The unexpected move drew instant ire from Russian President Vladimir Putin, who called one of the oligarchs, Ukraine’s third-richest man, Ihor Kolomoisky, a “swindler.”
“They name oligarchs, billionaires as governors of eastern regions,” Putin said during a news conference earlier this week. “Naturally, people don’t accept that.”
Putin defends Russian actions in Crimea
A defiant Russian President Vladimir Putin is defending his decision to send his country’s soldiers to Ukraine’s Crimea peninsula.
In a statement on the Kremlin’s website, Putin says he could not ignore requests for protection from southern and eastern Ukraine, where many people support Russia.
He’s also dismissing the fledgling government of Ukraine, saying it grew out of what he calls an “anti-constitutional coup.”
WATCH: The American destroyer USS Truxtun passed through the Bosphorus strait Friday, en route to the Black Sea
Obama’s warnings to Russia brushed aside by Putin
Obama’s warnings to Russia are being brushed aside by Putin, who appears to only be speeding up efforts to formally stake his claim to Ukraine’s Crimea peninsula.
In the week since Obama first declared there would be “costs” if Putin pressed into Crimea, Russian forces have taken control of the region and a referendum has been scheduled to decide its future. Obama declared the March 16 vote a violation of international law, but in a region where ethnic Russians are the majority, the referendum seems likely to become another barrier to White House efforts to compel Putin to pull his forces from Crimea.
WATCH: President Obama announces sanctions on Russia and other parties who are undermining Ukrainian government
“The referendum vote is going to serve for Putin, in his mind, as the credibility and legitimacy of Russia’s presence there,” said Andrew Kuchins, the director of the Russia program at the Center for Strategic and International Studies.
If Crimea votes to join Russia, the referendum could also put Obama in the awkward position of opposing the outcome of a popular vote.
Yatsenyuk’s plane checked after authorities receive terrorism threat
Authorities say they received a threat that a terrorist attack was planned on a plane carrying Ukraine Prime Minister Arseniy Yatsenyuk home after he had addressed European Union leaders in Brussels.
Austria’s Interior Ministry said Friday that after receiving a security warning from German flight controllers, SWAT teams boarded the Austrian Airlines flight after its scheduled landing in Vienna Thursday night. They found nothing out of the ordinary.
Canada won’t recognize Crimean referendum
Prime Minister Stephen Harper said Thursday Crimea is a region under “illegal military occupation” and that Canada will not recognize its forthcoming referendum on whether to join Russia.
Obama’s warnings to Russia
Obama’s warnings to Russia
Ukraine Crisis: Crimea to hold referendum
Sanctions against Russia
No breakthrough in Ukraine crisis
Russia and US discuss ways to resolve Ukraine crisis

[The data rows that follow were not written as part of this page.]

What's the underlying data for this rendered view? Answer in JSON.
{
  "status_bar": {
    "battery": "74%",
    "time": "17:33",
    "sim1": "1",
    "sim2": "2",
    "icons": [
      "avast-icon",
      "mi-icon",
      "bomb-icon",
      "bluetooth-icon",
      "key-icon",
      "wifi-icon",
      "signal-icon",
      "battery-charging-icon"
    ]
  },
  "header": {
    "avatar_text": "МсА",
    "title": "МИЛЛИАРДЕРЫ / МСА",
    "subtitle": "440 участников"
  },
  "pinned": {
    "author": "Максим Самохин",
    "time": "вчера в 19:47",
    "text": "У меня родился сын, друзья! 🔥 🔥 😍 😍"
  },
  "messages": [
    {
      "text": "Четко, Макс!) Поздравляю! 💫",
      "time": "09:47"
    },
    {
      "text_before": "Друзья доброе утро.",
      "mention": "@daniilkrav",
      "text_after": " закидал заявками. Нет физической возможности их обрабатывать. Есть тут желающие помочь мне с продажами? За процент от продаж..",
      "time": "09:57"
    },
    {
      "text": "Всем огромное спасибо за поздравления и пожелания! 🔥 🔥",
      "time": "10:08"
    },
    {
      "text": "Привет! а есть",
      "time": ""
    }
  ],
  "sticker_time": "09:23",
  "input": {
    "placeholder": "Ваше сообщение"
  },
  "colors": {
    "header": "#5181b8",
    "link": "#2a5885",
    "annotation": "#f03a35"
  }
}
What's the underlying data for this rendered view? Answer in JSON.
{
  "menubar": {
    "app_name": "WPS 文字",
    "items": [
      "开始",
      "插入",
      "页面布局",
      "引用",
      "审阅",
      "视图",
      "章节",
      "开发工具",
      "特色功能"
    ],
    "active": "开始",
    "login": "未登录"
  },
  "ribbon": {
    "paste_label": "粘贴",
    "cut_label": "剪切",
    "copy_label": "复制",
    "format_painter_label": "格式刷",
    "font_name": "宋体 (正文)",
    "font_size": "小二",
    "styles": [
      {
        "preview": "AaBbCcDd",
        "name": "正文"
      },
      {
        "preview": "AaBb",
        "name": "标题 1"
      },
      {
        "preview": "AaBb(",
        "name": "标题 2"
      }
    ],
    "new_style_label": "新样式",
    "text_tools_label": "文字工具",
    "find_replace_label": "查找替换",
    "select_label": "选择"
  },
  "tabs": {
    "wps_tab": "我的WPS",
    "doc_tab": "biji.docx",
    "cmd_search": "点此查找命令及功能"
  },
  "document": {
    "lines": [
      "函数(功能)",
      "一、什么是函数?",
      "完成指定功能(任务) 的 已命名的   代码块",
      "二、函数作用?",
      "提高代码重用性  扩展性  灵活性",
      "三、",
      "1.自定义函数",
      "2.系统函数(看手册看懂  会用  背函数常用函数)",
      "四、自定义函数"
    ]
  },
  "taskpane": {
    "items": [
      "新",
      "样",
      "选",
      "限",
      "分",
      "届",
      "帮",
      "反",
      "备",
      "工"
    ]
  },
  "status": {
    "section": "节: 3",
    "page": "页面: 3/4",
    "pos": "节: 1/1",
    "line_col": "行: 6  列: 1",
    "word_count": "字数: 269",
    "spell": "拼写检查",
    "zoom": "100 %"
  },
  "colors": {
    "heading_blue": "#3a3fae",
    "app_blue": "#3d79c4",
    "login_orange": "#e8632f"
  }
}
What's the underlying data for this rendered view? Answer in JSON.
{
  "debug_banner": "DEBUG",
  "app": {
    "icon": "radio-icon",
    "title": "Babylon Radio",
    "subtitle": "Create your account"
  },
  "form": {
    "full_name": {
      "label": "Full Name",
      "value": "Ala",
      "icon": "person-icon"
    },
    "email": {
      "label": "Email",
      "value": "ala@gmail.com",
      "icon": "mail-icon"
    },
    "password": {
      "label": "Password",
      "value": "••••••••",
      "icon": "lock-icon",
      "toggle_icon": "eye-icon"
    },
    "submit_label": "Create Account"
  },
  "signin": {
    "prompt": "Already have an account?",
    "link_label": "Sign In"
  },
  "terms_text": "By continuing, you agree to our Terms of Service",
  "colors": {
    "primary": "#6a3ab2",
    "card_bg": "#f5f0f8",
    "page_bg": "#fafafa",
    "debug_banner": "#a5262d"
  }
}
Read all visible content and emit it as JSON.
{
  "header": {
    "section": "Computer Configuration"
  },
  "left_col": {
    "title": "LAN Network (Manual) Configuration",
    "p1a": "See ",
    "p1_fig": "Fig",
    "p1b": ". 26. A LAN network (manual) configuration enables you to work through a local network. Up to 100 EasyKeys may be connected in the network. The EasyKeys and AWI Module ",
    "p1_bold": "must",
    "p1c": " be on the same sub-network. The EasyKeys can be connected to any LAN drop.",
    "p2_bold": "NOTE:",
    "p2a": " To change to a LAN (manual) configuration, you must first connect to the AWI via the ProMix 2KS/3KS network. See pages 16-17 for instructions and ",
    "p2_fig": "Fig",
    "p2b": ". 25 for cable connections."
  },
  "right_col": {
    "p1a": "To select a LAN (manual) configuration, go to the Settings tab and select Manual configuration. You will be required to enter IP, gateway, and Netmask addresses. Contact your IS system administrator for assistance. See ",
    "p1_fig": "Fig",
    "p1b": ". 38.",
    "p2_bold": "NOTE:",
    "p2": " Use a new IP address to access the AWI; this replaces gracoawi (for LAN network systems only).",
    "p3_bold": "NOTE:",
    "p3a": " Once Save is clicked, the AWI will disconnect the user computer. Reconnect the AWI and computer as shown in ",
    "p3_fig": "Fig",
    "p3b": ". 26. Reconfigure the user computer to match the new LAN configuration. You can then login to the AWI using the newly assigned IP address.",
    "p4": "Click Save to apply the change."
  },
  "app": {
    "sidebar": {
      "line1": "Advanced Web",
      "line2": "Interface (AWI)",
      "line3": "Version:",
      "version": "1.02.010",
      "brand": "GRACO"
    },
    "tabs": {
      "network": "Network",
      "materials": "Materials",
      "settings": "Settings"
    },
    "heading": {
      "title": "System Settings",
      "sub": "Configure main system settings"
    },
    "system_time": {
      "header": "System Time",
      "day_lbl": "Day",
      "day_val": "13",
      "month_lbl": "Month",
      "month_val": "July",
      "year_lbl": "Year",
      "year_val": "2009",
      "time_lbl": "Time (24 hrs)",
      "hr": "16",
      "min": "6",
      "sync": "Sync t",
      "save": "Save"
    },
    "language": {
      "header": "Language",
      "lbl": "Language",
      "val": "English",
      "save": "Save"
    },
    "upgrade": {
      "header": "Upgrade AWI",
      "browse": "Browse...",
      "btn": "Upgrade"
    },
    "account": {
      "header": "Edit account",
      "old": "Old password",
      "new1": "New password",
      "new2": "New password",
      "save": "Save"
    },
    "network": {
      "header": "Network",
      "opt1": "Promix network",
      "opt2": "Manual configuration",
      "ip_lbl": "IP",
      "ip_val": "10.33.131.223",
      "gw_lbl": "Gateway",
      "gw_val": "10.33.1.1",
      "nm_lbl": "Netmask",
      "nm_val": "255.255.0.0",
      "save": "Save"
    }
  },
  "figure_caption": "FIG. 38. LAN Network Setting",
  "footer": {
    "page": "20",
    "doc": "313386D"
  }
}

Harper described Russia’s invasion of Ukraine as an act of aggression and a clear violation both of Ukraine’s sovereignty and international law.
The prime minister says Canada continues to view the situation in Ukraine “with the gravest concern” and will co-operate with its G7 partners and like-minded allies.
©2014The Canadian Press